## ASSIGNMENT
Check every line of the listing below for "username", and report how many lines have it, as a number with nothing more.

## MATERIAL SHOWN
--- START ---

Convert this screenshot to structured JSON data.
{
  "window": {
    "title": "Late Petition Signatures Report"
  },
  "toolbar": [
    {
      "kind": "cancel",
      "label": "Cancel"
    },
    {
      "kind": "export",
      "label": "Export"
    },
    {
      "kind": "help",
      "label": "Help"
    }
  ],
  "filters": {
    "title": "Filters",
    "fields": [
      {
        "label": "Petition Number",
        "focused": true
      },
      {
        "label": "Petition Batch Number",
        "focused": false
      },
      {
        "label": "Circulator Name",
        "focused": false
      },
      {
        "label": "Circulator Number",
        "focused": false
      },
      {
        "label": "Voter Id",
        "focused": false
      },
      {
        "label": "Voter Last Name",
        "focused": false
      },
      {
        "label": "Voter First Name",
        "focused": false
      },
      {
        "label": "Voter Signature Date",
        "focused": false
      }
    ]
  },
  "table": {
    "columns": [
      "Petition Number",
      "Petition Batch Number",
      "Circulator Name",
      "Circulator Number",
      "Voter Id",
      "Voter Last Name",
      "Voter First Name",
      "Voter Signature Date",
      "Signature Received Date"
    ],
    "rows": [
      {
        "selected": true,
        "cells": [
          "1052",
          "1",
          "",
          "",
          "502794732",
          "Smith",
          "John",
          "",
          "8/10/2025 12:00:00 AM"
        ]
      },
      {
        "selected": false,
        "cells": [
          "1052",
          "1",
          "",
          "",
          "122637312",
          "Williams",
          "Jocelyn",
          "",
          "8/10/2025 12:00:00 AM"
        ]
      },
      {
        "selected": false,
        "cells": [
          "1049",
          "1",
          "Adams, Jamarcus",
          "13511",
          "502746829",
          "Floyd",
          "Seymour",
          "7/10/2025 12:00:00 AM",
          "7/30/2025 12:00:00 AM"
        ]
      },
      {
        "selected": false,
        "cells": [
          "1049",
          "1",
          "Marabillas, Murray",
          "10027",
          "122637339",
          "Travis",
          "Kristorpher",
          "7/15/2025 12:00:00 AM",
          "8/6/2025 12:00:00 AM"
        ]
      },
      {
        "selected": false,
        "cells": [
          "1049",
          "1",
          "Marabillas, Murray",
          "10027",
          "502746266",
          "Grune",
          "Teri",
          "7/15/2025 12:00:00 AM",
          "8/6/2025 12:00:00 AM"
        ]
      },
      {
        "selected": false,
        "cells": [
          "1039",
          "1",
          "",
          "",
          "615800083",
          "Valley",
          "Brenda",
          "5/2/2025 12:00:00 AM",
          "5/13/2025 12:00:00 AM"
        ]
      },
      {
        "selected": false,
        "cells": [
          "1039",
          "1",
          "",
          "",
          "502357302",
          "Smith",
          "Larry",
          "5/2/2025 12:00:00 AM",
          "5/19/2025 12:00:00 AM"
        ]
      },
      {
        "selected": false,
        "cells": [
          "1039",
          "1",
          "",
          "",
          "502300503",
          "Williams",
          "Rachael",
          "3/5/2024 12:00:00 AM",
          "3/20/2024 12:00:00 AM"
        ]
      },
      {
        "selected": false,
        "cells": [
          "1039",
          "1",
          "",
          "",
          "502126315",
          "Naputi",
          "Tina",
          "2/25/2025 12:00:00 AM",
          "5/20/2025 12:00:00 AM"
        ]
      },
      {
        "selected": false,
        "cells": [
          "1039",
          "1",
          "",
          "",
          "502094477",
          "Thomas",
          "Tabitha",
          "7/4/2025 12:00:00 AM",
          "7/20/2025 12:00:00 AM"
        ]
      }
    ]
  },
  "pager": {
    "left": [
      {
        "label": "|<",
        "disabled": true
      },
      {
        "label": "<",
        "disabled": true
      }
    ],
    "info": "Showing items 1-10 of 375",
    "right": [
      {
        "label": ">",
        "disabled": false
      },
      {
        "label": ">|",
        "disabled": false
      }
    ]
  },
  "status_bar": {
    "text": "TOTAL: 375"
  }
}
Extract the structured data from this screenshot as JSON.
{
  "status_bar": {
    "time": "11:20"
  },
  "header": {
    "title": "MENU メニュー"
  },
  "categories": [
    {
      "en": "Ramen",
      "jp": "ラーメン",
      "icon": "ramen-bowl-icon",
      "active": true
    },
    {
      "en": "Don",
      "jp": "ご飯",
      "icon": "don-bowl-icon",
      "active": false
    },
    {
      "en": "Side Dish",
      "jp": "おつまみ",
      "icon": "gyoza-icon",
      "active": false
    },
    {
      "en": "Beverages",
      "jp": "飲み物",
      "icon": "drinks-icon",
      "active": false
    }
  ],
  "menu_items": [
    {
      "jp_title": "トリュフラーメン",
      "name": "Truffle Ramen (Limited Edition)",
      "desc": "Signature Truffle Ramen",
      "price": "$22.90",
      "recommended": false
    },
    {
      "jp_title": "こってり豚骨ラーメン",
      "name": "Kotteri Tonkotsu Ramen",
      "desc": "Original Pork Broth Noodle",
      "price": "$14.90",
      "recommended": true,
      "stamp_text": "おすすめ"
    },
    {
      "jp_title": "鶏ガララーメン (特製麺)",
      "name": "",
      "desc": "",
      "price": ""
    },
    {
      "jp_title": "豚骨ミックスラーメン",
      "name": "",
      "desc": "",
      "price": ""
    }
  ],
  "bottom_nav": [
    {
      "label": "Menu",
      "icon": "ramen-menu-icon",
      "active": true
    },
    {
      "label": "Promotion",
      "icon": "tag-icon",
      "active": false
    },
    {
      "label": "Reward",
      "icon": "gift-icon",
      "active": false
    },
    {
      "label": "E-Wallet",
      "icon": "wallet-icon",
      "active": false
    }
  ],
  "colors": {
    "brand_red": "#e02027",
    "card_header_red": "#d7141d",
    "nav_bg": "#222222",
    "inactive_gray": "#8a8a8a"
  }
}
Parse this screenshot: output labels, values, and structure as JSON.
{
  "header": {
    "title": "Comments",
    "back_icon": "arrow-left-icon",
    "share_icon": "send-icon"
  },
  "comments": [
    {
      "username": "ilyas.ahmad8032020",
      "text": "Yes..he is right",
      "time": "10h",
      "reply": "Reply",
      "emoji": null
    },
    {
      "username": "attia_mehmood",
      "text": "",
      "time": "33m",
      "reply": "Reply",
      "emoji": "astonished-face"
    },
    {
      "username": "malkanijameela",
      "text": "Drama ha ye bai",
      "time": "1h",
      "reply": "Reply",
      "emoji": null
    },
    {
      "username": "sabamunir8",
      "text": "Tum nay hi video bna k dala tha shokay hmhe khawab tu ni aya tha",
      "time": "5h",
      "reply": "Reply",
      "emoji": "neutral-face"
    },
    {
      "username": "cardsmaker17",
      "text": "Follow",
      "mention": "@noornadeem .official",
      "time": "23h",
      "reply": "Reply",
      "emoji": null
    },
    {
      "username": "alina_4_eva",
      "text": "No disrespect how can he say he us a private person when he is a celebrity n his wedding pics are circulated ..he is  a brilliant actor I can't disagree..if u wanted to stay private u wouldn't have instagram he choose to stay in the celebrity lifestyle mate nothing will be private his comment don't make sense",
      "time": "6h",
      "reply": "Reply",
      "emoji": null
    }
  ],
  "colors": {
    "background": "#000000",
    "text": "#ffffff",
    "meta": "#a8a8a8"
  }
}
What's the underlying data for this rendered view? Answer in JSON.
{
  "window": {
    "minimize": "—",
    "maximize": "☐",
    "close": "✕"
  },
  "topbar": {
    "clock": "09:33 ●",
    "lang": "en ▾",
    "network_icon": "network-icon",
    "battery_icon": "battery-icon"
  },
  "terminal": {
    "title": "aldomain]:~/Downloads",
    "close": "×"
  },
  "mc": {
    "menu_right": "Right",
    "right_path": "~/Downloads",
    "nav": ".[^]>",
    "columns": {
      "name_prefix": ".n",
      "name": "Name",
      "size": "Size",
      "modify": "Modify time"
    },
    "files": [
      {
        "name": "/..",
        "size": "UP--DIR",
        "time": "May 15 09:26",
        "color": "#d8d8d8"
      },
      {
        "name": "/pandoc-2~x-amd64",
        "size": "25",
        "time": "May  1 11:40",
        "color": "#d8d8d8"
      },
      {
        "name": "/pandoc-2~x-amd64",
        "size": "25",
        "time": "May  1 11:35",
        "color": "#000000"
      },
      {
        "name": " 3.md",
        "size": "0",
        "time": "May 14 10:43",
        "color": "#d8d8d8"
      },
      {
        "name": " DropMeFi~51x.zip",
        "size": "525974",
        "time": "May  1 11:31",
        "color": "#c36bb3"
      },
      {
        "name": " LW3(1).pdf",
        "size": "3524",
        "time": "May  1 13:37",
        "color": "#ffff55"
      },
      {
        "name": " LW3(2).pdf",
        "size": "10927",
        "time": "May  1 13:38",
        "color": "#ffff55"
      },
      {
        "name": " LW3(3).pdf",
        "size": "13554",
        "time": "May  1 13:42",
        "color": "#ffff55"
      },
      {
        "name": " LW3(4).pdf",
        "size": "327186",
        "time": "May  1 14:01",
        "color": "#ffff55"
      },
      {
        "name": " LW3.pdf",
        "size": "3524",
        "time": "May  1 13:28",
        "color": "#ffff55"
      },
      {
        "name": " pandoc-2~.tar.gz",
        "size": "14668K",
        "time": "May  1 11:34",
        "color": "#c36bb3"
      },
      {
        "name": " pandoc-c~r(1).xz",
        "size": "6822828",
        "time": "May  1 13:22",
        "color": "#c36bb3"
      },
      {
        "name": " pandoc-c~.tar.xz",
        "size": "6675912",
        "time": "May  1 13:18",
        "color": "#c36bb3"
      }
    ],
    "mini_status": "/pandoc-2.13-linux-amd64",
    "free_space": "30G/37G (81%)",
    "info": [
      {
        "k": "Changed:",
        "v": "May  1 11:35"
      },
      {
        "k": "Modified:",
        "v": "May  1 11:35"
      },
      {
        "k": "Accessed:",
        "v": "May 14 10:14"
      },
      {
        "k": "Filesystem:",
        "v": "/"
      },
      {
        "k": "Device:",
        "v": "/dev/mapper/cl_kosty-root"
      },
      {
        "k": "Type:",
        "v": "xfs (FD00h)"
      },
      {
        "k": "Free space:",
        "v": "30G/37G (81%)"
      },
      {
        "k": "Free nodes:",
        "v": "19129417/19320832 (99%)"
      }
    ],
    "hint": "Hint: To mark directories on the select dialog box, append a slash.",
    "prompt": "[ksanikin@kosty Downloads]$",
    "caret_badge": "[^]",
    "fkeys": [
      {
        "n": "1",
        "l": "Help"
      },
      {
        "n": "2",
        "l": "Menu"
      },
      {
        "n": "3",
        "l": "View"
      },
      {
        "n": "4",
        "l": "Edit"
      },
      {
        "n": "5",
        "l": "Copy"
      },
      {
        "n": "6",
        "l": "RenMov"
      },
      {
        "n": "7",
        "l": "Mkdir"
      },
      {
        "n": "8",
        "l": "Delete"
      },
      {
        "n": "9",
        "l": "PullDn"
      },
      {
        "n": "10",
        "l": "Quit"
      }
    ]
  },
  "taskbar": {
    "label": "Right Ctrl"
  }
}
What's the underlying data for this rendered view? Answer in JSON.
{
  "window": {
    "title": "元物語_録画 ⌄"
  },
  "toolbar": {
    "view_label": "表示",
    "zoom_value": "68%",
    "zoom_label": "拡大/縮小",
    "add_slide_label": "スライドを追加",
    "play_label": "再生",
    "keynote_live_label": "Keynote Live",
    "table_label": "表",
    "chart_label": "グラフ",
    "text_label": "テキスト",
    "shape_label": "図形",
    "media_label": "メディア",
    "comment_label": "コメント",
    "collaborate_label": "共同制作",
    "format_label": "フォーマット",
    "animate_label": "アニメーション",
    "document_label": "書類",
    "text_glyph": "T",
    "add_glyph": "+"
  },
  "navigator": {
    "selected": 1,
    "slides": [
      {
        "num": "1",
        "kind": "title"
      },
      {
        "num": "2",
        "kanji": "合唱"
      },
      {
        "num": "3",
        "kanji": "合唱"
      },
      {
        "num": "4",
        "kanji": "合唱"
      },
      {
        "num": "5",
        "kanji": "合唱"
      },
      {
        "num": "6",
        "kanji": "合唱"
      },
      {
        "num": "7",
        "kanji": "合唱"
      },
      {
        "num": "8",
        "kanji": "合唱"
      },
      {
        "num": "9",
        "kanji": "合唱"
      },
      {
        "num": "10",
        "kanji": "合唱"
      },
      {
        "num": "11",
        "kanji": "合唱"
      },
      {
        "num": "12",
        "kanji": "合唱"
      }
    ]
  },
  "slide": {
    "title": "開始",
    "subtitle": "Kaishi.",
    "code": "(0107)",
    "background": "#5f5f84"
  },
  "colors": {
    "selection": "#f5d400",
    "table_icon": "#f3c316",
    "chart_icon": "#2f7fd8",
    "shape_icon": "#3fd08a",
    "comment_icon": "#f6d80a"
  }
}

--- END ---

## ANSWER SECTION
6